◆ Work instruction ◆
What is needed is the number of lines below that contain the string "JSON", with no other text.

*** Opening Dataset extract ***

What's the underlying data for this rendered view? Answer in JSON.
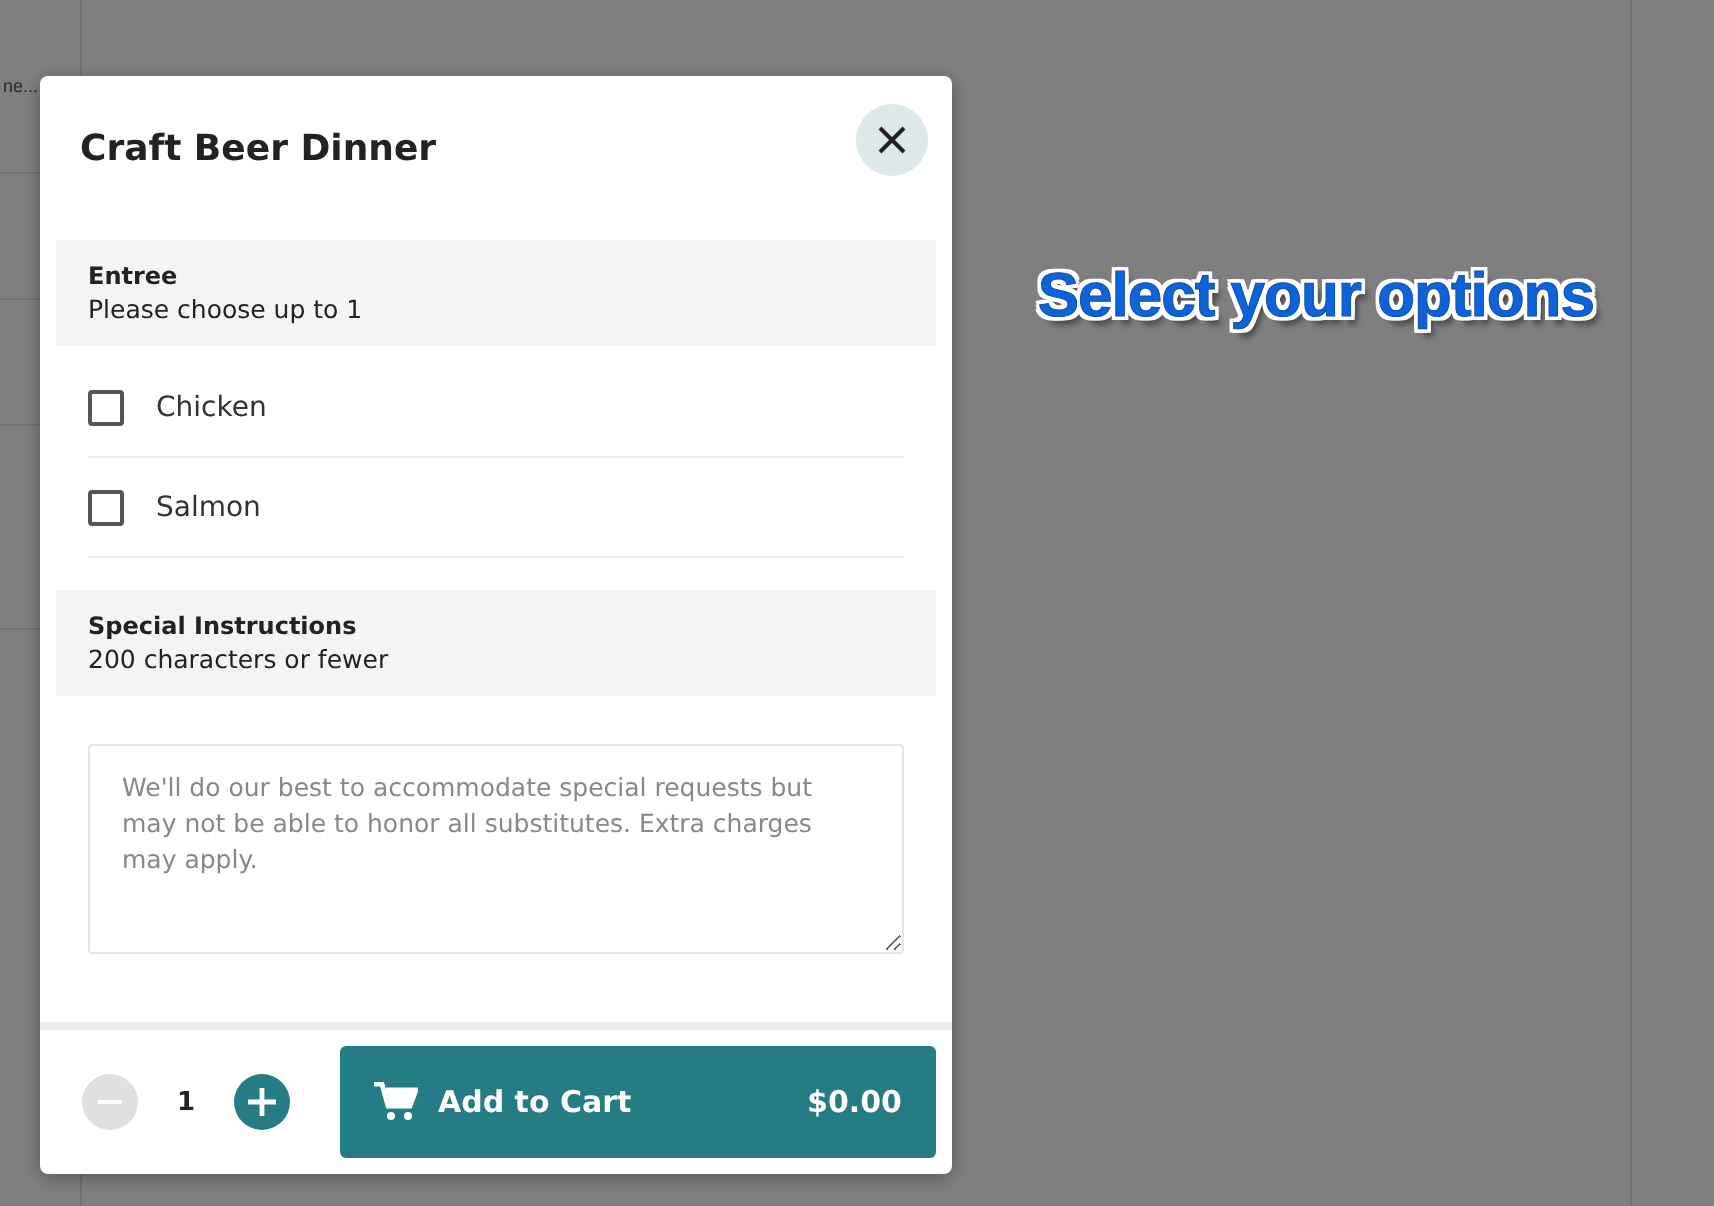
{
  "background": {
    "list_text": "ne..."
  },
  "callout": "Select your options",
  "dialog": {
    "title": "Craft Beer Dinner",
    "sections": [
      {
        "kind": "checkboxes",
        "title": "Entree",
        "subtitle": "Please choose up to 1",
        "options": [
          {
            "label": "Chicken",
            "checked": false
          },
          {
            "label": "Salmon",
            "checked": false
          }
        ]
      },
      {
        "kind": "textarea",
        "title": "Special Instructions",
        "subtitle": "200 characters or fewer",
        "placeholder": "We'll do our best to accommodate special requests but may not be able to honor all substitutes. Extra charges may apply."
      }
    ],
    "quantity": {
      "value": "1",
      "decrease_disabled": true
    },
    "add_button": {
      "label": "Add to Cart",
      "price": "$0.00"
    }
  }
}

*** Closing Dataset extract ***
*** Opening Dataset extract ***

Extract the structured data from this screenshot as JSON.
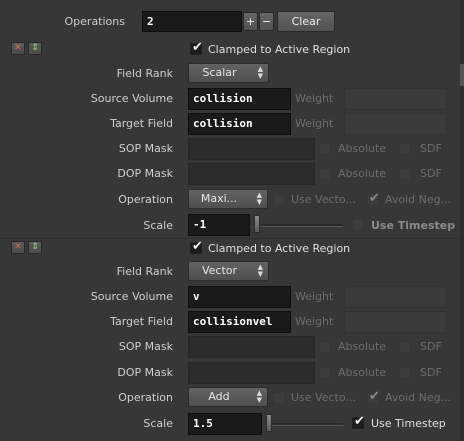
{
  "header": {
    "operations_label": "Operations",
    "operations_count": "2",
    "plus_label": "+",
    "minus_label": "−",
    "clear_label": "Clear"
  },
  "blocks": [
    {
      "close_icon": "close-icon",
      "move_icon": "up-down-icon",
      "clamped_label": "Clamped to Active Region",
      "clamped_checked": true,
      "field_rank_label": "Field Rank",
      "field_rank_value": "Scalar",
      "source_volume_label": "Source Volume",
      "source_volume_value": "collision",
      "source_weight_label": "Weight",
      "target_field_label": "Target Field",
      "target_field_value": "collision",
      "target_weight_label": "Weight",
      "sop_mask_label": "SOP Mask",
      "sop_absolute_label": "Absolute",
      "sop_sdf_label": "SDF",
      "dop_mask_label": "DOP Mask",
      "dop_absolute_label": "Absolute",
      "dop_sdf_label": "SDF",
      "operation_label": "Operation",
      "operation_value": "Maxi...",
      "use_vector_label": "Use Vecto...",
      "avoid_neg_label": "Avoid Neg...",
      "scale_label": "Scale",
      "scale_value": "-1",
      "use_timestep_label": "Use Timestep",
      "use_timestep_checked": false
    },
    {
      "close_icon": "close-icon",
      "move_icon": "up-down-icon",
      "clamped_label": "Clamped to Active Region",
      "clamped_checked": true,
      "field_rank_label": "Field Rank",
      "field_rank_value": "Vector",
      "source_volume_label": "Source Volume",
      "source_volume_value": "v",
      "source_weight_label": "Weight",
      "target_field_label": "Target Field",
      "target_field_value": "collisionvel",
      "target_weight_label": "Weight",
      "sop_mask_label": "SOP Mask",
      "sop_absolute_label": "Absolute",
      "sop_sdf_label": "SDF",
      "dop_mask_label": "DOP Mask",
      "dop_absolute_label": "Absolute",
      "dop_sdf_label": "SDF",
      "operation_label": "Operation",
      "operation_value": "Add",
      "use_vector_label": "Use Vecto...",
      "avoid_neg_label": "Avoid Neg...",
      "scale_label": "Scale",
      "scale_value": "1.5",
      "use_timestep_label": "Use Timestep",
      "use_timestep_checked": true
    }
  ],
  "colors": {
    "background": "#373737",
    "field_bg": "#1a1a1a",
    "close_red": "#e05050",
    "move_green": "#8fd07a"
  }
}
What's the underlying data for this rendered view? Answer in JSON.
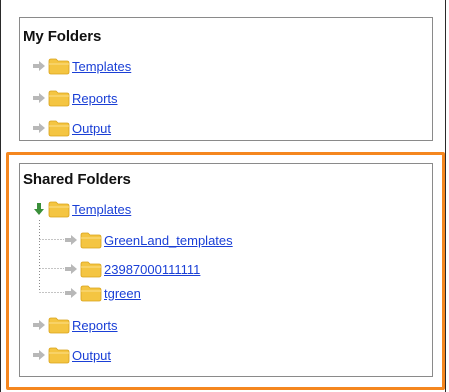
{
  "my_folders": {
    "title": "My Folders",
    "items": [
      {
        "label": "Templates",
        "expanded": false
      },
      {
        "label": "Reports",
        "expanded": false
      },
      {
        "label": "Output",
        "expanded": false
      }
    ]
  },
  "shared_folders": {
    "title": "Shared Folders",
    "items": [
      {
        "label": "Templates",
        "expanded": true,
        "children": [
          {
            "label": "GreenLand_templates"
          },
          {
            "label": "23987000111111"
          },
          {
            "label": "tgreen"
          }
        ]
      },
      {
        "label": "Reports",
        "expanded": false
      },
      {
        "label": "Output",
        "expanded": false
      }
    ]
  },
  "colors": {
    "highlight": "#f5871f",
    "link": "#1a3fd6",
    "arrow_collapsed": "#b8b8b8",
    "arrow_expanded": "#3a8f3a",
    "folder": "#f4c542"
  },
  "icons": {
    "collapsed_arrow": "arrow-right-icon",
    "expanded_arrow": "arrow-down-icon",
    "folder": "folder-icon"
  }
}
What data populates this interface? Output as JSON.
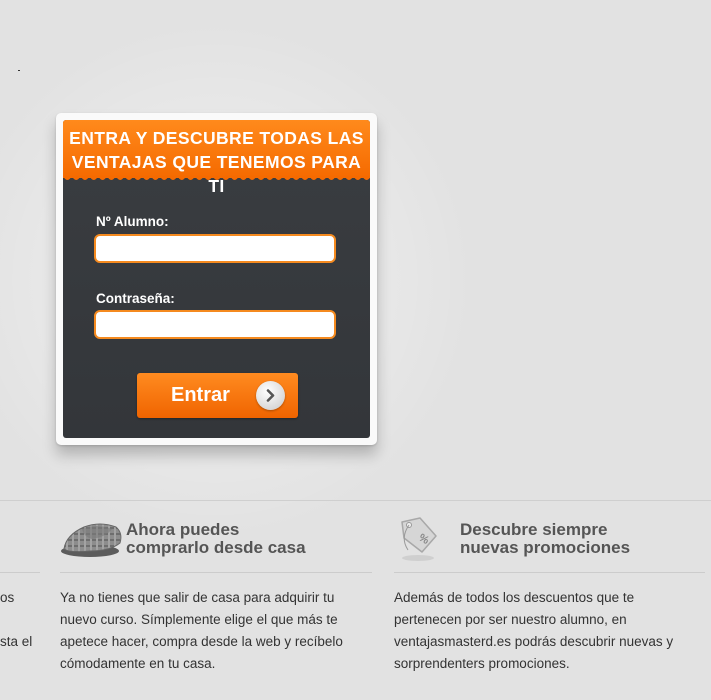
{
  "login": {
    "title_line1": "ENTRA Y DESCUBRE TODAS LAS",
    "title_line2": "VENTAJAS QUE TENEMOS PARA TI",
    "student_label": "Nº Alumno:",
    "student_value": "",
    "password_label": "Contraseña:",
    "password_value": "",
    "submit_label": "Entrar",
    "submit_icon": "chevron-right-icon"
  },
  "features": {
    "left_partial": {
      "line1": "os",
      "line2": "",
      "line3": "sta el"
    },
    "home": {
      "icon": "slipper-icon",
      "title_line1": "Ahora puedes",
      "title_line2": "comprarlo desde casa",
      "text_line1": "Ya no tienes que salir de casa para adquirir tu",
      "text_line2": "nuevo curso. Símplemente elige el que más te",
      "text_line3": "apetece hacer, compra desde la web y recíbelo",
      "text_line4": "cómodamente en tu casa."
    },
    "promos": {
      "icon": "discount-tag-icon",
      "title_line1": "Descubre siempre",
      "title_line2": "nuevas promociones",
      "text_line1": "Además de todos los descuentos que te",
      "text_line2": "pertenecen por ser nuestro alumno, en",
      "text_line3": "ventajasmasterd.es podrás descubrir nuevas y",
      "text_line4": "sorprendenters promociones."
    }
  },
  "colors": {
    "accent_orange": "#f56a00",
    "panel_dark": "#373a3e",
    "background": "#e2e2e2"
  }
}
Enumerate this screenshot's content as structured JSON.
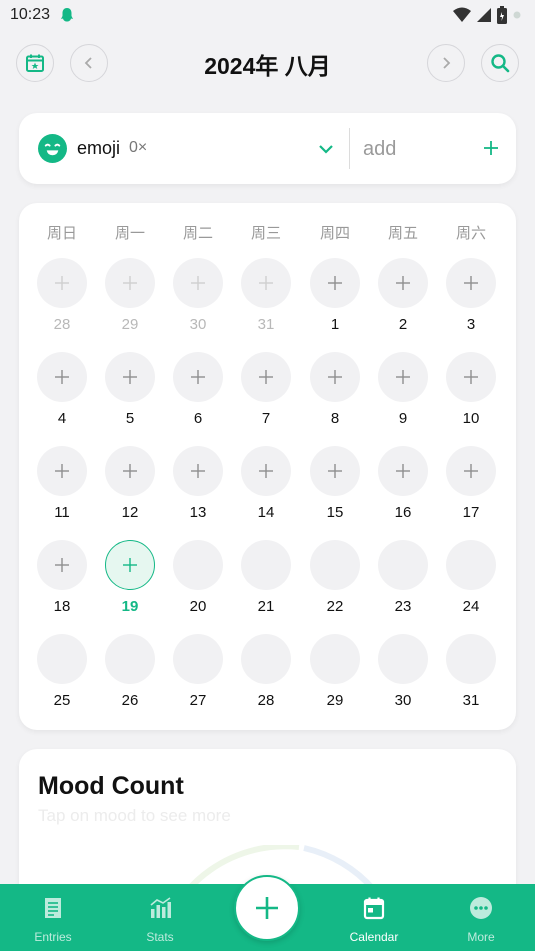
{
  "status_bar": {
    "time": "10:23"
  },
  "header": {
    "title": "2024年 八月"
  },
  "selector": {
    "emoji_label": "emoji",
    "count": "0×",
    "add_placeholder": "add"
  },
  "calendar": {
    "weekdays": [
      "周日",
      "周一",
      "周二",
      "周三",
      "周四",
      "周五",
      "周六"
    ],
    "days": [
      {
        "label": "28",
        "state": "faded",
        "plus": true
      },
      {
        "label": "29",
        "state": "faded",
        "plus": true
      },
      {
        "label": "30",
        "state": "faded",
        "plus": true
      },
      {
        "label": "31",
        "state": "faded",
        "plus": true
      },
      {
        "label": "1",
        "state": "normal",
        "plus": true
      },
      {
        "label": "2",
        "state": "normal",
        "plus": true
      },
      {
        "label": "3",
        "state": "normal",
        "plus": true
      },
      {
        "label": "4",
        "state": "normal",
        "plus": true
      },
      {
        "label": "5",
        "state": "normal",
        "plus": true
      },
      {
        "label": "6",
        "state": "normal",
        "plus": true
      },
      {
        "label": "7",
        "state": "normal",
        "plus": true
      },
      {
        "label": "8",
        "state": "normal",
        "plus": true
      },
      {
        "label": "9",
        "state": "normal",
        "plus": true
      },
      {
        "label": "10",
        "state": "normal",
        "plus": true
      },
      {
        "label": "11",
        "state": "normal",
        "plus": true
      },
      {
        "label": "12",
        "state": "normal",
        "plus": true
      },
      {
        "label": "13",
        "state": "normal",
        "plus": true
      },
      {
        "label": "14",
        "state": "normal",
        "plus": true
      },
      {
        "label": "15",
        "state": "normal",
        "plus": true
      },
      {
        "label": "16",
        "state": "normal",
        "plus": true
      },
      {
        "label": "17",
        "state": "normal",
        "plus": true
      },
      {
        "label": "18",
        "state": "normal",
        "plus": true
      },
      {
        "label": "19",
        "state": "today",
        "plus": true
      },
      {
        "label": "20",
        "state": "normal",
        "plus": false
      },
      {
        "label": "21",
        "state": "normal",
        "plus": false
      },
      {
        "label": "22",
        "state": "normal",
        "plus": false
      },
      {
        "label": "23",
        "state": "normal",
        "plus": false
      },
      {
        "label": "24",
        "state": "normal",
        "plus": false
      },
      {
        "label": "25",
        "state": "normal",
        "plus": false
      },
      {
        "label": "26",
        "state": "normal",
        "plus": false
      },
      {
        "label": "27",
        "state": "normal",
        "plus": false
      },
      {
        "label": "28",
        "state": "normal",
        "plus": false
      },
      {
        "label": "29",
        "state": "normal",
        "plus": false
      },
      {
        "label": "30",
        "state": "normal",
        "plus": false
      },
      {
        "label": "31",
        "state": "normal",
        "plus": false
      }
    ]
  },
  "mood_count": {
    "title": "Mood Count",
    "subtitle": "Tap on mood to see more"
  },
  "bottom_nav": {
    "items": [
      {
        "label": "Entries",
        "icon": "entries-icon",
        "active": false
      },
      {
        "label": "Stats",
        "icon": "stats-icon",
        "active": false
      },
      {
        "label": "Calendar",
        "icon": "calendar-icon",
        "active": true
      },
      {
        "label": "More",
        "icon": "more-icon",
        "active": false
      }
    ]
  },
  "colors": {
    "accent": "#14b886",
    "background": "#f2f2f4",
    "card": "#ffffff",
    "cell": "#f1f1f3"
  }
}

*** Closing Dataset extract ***

◆ Exercise response ◆
5